  1. A paper which does for deceptive alignment what the goal misgeneralization paper does for inner alignment, i.e. describing it in ML language and setting up toy examples (for example, telling GPT-3 to take actions which minimize changes in its weights, given that it’s being trained using actor-critic RL with a certain advantage function, and seeing if it knows how to do so).

If I'm understanding this one right OpenAI did something similar to this for purely pragmatic reasons with VPT, a minecraft agent. They first trained a "foundation model" to imitate humans playing. Then, since their chosen task was to craft a diamond pickaxe, they finetuned it with RL, giving it reward for each step along the path to a diamond pickaxe that it successfully took.
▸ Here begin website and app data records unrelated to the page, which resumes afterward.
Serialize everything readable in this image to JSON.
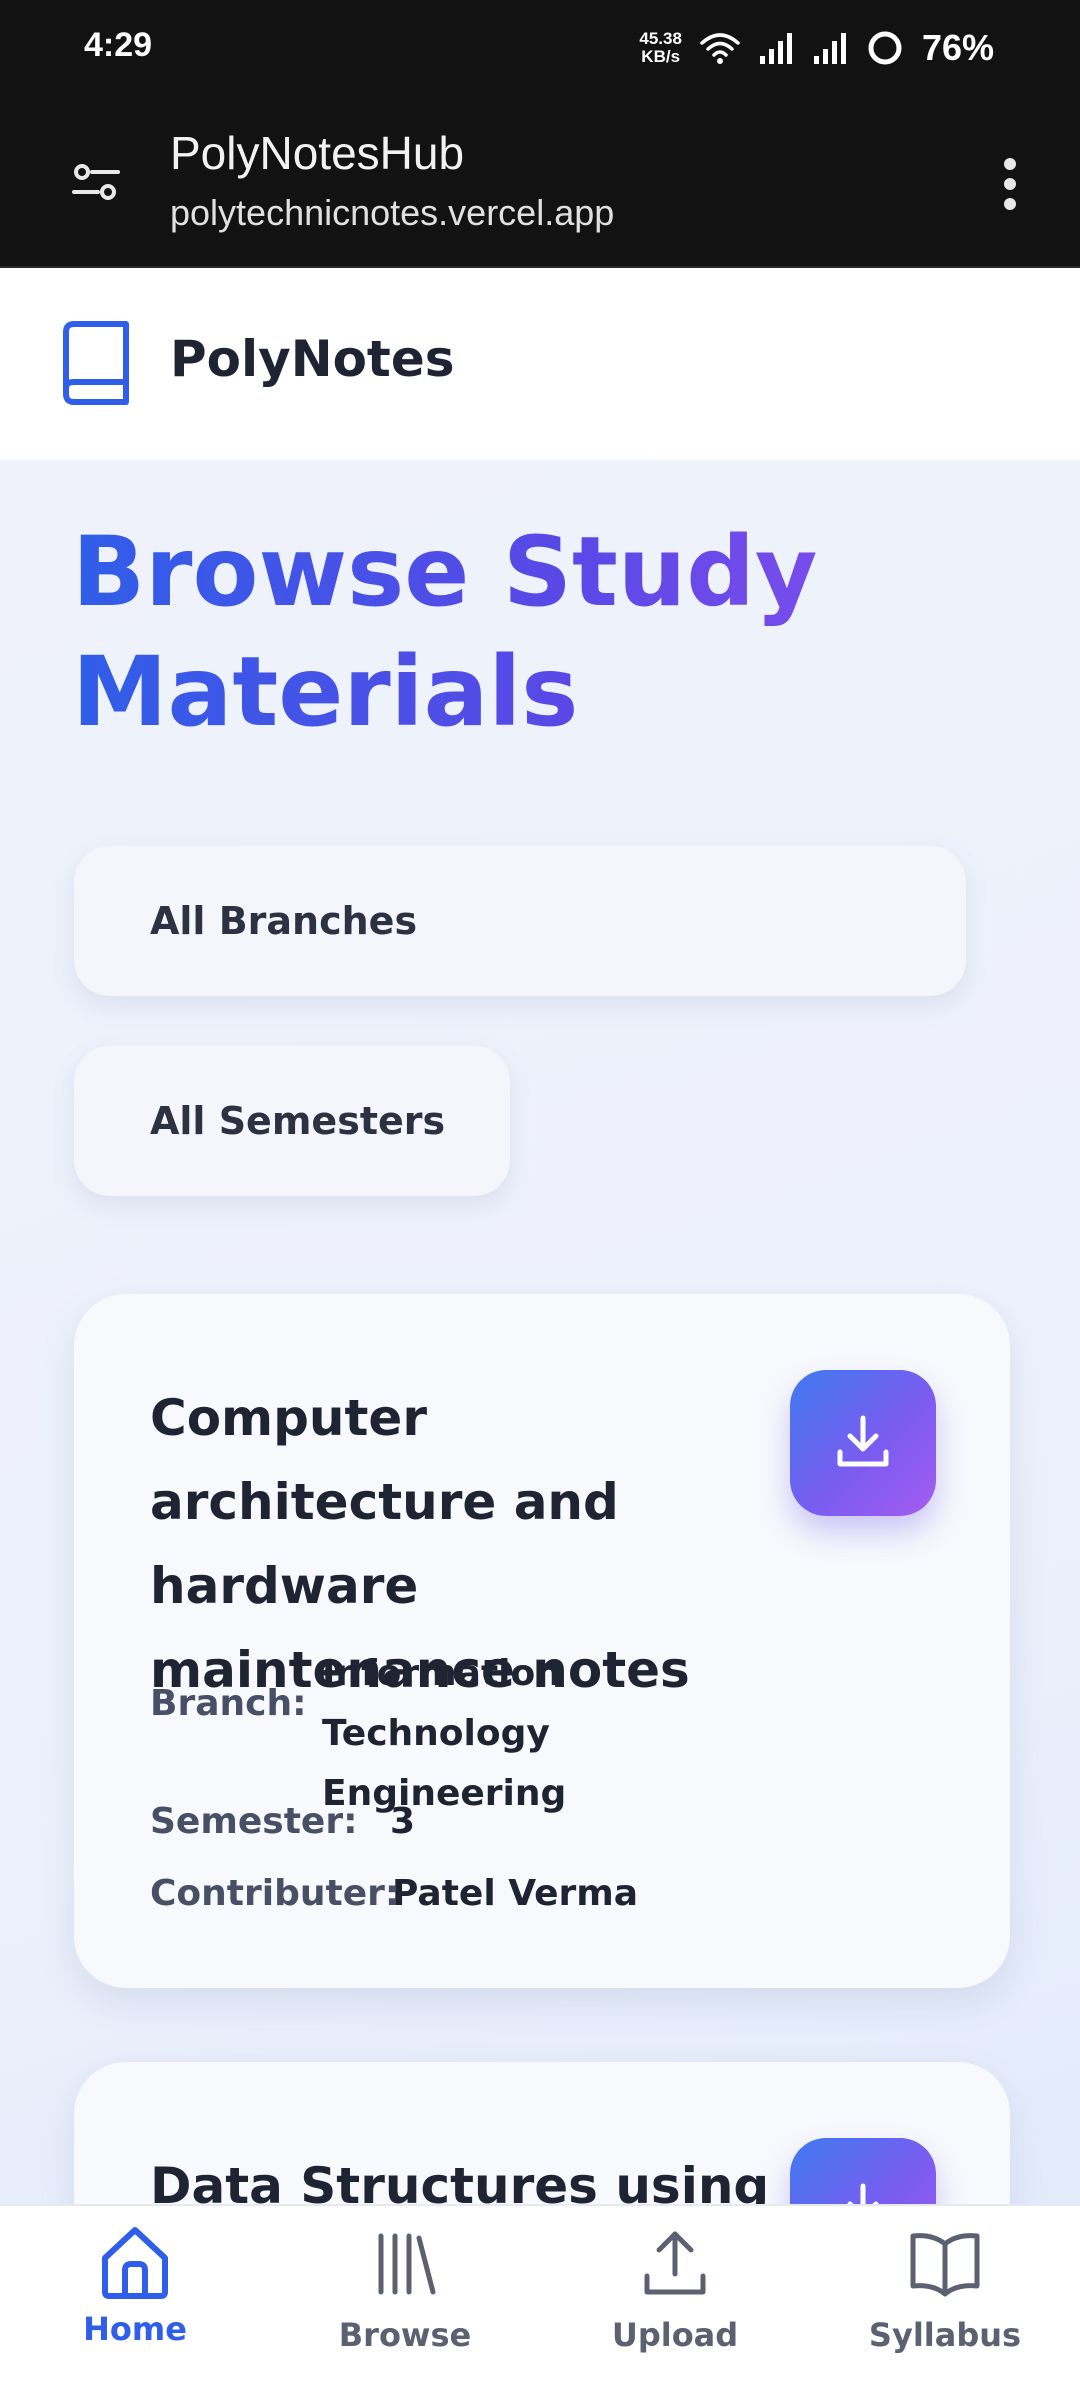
{
  "status_bar": {
    "time": "4:29",
    "net_speed_value": "45.38",
    "net_speed_unit": "KB/s",
    "battery": "76%"
  },
  "browser": {
    "title": "PolyNotesHub",
    "url": "polytechnicnotes.vercel.app"
  },
  "header": {
    "brand": "PolyNotes"
  },
  "main": {
    "title": "Browse Study Materials",
    "filters": {
      "branch": "All Branches",
      "semester": "All Semesters"
    },
    "cards": [
      {
        "title": "Computer architecture and hardware maintenance notes",
        "branch_label": "Branch:",
        "branch": "Information Technology Engineering",
        "semester_label": "Semester:",
        "semester": "3",
        "contributor_label": "Contributer:",
        "contributor": "Patel Verma"
      },
      {
        "title": "Data Structures using C"
      }
    ]
  },
  "nav": {
    "items": [
      {
        "label": "Home",
        "icon": "home-icon",
        "active": true
      },
      {
        "label": "Browse",
        "icon": "library-icon",
        "active": false
      },
      {
        "label": "Upload",
        "icon": "upload-icon",
        "active": false
      },
      {
        "label": "Syllabus",
        "icon": "book-open-icon",
        "active": false
      }
    ]
  },
  "colors": {
    "accent": "#2f5ee8",
    "gradient_end": "#a45cf0",
    "status_bar": "#121212"
  }
}
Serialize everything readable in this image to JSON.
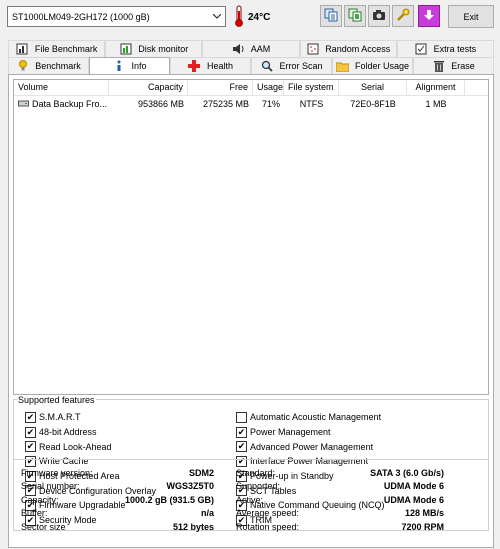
{
  "toolbar": {
    "drive": "ST1000LM049-2GH172 (1000 gB)",
    "temperature": "24°C",
    "exit_label": "Exit"
  },
  "tabs_top": [
    {
      "label": "File Benchmark",
      "icon": "file-benchmark-icon"
    },
    {
      "label": "Disk monitor",
      "icon": "disk-monitor-icon"
    },
    {
      "label": "AAM",
      "icon": "speaker-icon"
    },
    {
      "label": "Random Access",
      "icon": "random-access-icon"
    },
    {
      "label": "Extra tests",
      "icon": "extra-tests-icon"
    }
  ],
  "tabs_bottom": [
    {
      "label": "Benchmark",
      "icon": "benchmark-icon"
    },
    {
      "label": "Info",
      "icon": "info-icon",
      "active": true
    },
    {
      "label": "Health",
      "icon": "health-cross-icon"
    },
    {
      "label": "Error Scan",
      "icon": "magnifier-icon"
    },
    {
      "label": "Folder Usage",
      "icon": "folder-icon"
    },
    {
      "label": "Erase",
      "icon": "trash-icon"
    }
  ],
  "volumes": {
    "headers": [
      "Volume",
      "Capacity",
      "Free",
      "Usage",
      "File system",
      "Serial",
      "Alignment"
    ],
    "rows": [
      [
        "Data Backup Fro...",
        "953866 MB",
        "275235 MB",
        "71%",
        "NTFS",
        "72E0-8F1B",
        "1 MB"
      ]
    ]
  },
  "features": {
    "title": "Supported features",
    "left": [
      {
        "label": "S.M.A.R.T",
        "checked": true
      },
      {
        "label": "48-bit Address",
        "checked": true
      },
      {
        "label": "Read Look-Ahead",
        "checked": true
      },
      {
        "label": "Write Cache",
        "checked": true
      },
      {
        "label": "Host Protected Area",
        "checked": true
      },
      {
        "label": "Device Configuration Overlay",
        "checked": true
      },
      {
        "label": "Firmware Upgradable",
        "checked": true
      },
      {
        "label": "Security Mode",
        "checked": true
      }
    ],
    "right": [
      {
        "label": "Automatic Acoustic Management",
        "checked": false
      },
      {
        "label": "Power Management",
        "checked": true
      },
      {
        "label": "Advanced Power Management",
        "checked": true
      },
      {
        "label": "Interface Power Management",
        "checked": true
      },
      {
        "label": "Power-up in Standby",
        "checked": true
      },
      {
        "label": "SCT Tables",
        "checked": true
      },
      {
        "label": "Native Command Queuing (NCQ)",
        "checked": true
      },
      {
        "label": "TRIM",
        "checked": true
      }
    ]
  },
  "info": {
    "left": [
      {
        "label": "Firmware version:",
        "value": "SDM2"
      },
      {
        "label": "Serial number:",
        "value": "WGS3Z5T0"
      },
      {
        "label": "Capacity:",
        "value": "1000.2 gB (931.5 GB)"
      },
      {
        "label": "Buffer:",
        "value": "n/a"
      },
      {
        "label": "Sector size",
        "value": "512 bytes"
      }
    ],
    "right": [
      {
        "label": "Standard:",
        "value": "SATA 3 (6.0 Gb/s)"
      },
      {
        "label": "Supported:",
        "value": "UDMA Mode 6"
      },
      {
        "label": "Active:",
        "value": "UDMA Mode 6"
      },
      {
        "label": "Average speed:",
        "value": "128 MB/s"
      },
      {
        "label": "Rotation speed:",
        "value": "7200 RPM"
      }
    ]
  }
}
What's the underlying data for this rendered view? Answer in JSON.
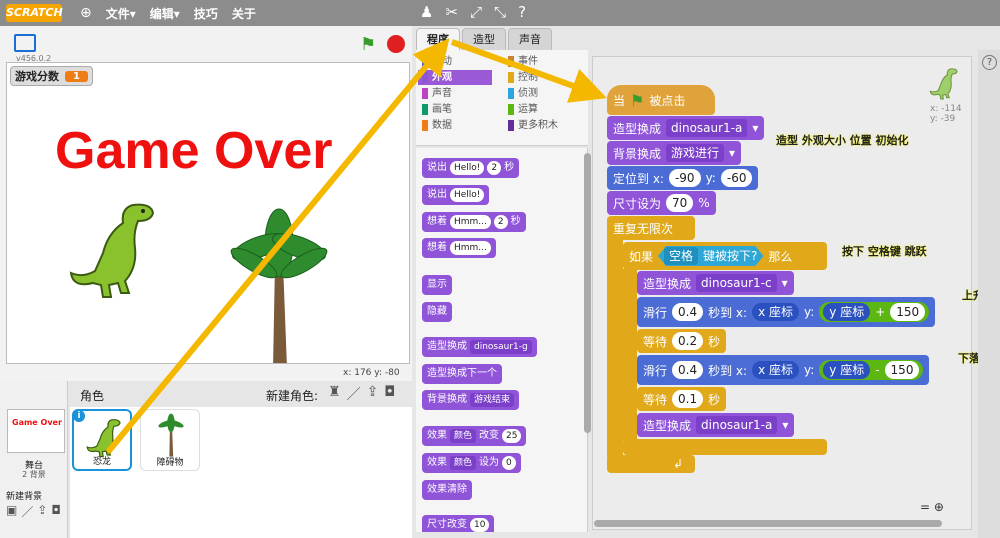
{
  "menubar": {
    "logo": "SCRATCH",
    "file": "文件▾",
    "edit": "编辑▾",
    "tips": "技巧",
    "about": "关于"
  },
  "stage": {
    "version": "v456.0.2",
    "var_name": "游戏分数",
    "var_value": "1",
    "game_over": "Game Over",
    "coords_x_label": "x:",
    "coords_x": "176",
    "coords_y_label": "y:",
    "coords_y": "-80"
  },
  "sprites": {
    "title": "角色",
    "new_sprite": "新建角色:",
    "stage_thumb_text": "Game Over",
    "stage_label": "舞台",
    "stage_bg_count": "2 背景",
    "new_bg": "新建背景",
    "items": [
      {
        "name": "恐龙"
      },
      {
        "name": "障碍物"
      }
    ]
  },
  "tabs": [
    {
      "label": "程序"
    },
    {
      "label": "造型"
    },
    {
      "label": "声音"
    }
  ],
  "categories": [
    {
      "label": "运动",
      "color": "#4a6cd4"
    },
    {
      "label": "外观",
      "color": "#8a55d7"
    },
    {
      "label": "声音",
      "color": "#bb42c3"
    },
    {
      "label": "画笔",
      "color": "#0e9a6c"
    },
    {
      "label": "数据",
      "color": "#ee7d16"
    },
    {
      "label": "事件",
      "color": "#c88330"
    },
    {
      "label": "控制",
      "color": "#e1a91a"
    },
    {
      "label": "侦测",
      "color": "#2ca5e2"
    },
    {
      "label": "运算",
      "color": "#5cb712"
    },
    {
      "label": "更多积木",
      "color": "#632d99"
    }
  ],
  "palette": {
    "say_secs": {
      "label": "说出",
      "text": "Hello!",
      "secs": "2",
      "unit": "秒"
    },
    "say": {
      "label": "说出",
      "text": "Hello!"
    },
    "think_secs": {
      "label": "想着",
      "text": "Hmm...",
      "secs": "2",
      "unit": "秒"
    },
    "think": {
      "label": "想着",
      "text": "Hmm..."
    },
    "show": "显示",
    "hide": "隐藏",
    "switch_costume": {
      "label": "造型换成",
      "value": "dinosaur1-g"
    },
    "next_costume": "造型换成下一个",
    "switch_bg": {
      "label": "背景换成",
      "value": "游戏结束"
    },
    "change_effect": {
      "label": "效果",
      "effect": "颜色",
      "verb": "改变",
      "value": "25"
    },
    "set_effect": {
      "label": "效果",
      "effect": "颜色",
      "verb": "设为",
      "value": "0"
    },
    "clear_effects": "效果清除",
    "change_size": {
      "label": "尺寸改变",
      "value": "10"
    }
  },
  "script": {
    "hat": {
      "when": "当",
      "clicked": "被点击"
    },
    "switch_costume_a": {
      "label": "造型换成",
      "value": "dinosaur1-a"
    },
    "switch_bg": {
      "label": "背景换成",
      "value": "游戏进行"
    },
    "goto": {
      "label": "定位到 x:",
      "x": "-90",
      "y_label": "y:",
      "y": "-60"
    },
    "set_size": {
      "label": "尺寸设为",
      "value": "70",
      "unit": "%"
    },
    "forever": "重复无限次",
    "if": {
      "label": "如果",
      "key": "空格",
      "pressed": "键被按下?",
      "then": "那么"
    },
    "switch_costume_c": {
      "label": "造型换成",
      "value": "dinosaur1-c"
    },
    "glide_up": {
      "label": "滑行",
      "secs": "0.4",
      "to": "秒到 x:",
      "xval": "x 座标",
      "y_label": "y:",
      "yval": "y 座标",
      "op": "+",
      "num": "150"
    },
    "wait1": {
      "label": "等待",
      "value": "0.2",
      "unit": "秒"
    },
    "glide_down": {
      "label": "滑行",
      "secs": "0.4",
      "to": "秒到 x:",
      "xval": "x 座标",
      "y_label": "y:",
      "yval": "y 座标",
      "op": "-",
      "num": "150"
    },
    "wait2": {
      "label": "等待",
      "value": "0.1",
      "unit": "秒"
    },
    "switch_costume_a2": {
      "label": "造型换成",
      "value": "dinosaur1-a"
    },
    "sprite_x": "x: -114",
    "sprite_y": "y: -39"
  },
  "annotations": {
    "init": "造型 外观大小 位置 初始化",
    "press": "按下 空格键 跳跃",
    "up": "上升",
    "down": "下落"
  },
  "colors": {
    "arrow": "#f5b800"
  }
}
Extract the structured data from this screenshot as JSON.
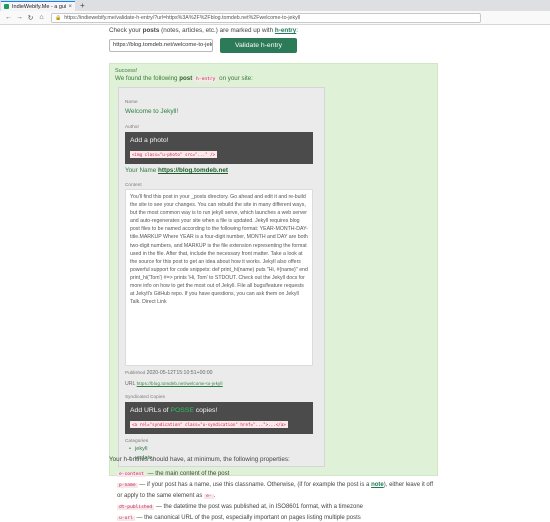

There's a problem with this approach:

"A major problem when fine-tuning with RL is catastrophic forgetting because previously learned skills can be lost before their value is realized. For instance, while our VPT foundation model never exhibits the entire sequence of behaviors required to smelt iron zero-shot, it did train on examples of players smelting with furnaces. It therefore may have some latent ability to smelt iron once the many prerequisites to do so have been performed. To combat the catastrophic forgetting of latent skills such that they can continually improve exploration throughout RL fine-tuning, we add an auxiliary Kullback-Leibler (KL) divergence loss between the RL model and the frozen pretrained policy."

In other words they first trained it to imitate humans, and saved this model; after that they trained the agent to maximize reward, but used the saved model and penalized it for deviating too far from what that human-imitator model would do. Basically saying "try to maximize reward but don't get too weird about it."